The Leys employ a number of adaptations to manage JonCarlos's diabetes. For administering insulin, they use the NovoPen Junior by Novo Nordisk to administer Novolog and the OptiClik by Aventis to administer Lantus insulin. The two pen devices are shaped differently, which greatly simplifies identification. The dials on the ends of the pens measure the insulin, and they make audible clicks for accurate dosing. Before switching to his insulin pump, Tom used the Count-a-Dose, a device that provides audible clicks so that a standard syringe can be accurately filled without sight.
For testing blood sugar, the Leys use both talking and nontalking blood glucose meters. Tom uses a talking meter, the ACCU-CHEK VoiceMate, while JonCarlos uses a traditional meter with a visual display, the ACCU-CHEK Compact, and reports the numbers on the display to his parents.
Counting carbs is a bit more challenging. "When a new food comes into the house," Tom explains, "we put a label on it, in Braille and large print, with the serving size and the carbs per serving. After a while, we've come to know from experience how many carbs are in our favorite foods." The Leys use their talking computer to access special Web sites like CalorieKing.com where they can find carb counts.
One of the most helpful strategies they used in managing JonCarlos's diabetes, Eileen recalls, was educating their friends and family on how to manage the disease. "When we first started meeting parents with diabetic children, we heard stories of parents who could never go out on a date or leave their children at all and grandparents who wouldn't watch their grandchildren because they were afraid of dealing with the diabetes. There was no way we were going to accept that." Eileen invested some time in explaining diabetes management to the parents of JonCarlos's friends, "and now he goes on playdates like any other little boy."

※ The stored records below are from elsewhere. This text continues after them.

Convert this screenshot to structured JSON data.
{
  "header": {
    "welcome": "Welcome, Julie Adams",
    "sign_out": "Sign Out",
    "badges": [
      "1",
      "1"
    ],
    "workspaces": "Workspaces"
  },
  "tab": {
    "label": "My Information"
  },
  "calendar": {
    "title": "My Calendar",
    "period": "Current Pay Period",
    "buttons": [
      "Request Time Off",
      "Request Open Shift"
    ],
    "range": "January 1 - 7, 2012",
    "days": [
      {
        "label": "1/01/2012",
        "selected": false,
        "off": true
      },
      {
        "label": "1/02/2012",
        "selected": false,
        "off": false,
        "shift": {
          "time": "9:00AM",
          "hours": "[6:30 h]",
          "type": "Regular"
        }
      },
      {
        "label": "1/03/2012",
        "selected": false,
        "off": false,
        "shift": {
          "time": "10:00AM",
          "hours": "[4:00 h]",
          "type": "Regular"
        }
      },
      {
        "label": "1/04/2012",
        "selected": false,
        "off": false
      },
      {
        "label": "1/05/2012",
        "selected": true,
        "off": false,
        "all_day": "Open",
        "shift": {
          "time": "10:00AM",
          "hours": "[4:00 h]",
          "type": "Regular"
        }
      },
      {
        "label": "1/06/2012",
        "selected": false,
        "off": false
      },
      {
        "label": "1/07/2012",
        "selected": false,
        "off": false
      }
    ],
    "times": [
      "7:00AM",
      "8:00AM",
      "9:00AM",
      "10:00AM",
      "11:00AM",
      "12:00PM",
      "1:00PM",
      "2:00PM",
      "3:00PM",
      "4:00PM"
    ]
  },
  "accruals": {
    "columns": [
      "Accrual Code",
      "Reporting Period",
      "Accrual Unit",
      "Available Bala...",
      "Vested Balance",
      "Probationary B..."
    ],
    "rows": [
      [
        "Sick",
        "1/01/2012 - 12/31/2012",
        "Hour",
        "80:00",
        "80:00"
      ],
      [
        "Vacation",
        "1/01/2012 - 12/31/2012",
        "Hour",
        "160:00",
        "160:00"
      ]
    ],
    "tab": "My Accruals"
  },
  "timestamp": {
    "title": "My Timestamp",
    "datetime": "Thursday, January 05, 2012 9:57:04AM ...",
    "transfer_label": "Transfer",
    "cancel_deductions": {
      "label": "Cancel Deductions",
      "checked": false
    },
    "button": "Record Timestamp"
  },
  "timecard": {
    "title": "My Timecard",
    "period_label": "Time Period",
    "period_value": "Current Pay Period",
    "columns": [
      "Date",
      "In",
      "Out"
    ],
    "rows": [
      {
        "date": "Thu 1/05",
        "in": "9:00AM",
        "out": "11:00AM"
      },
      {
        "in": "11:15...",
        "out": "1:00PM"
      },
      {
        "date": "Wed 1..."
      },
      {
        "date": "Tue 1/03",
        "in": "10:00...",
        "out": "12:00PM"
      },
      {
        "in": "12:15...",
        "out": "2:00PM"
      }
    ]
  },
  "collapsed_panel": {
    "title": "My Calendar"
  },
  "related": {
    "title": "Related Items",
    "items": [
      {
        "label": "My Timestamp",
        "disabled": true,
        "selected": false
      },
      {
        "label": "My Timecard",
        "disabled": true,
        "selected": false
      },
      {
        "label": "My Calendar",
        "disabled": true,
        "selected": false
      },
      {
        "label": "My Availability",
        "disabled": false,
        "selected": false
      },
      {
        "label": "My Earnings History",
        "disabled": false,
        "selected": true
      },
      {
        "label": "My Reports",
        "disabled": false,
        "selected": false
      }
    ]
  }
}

But even a glance at this remarkable family reveals that JonCarlos is not like any other little boy, and his family is not like any other family. Diabetes, blindness, kidney failure, hemophilia--it seems that they can overcome anything. Eileen laughs, "One of the diabetes educators I know told me that blind diabetics like Tom are a real inspiration to her sighted patients. She tells them, ‘If these blind people can manage their diabetes and not complain, then you can do it too!'"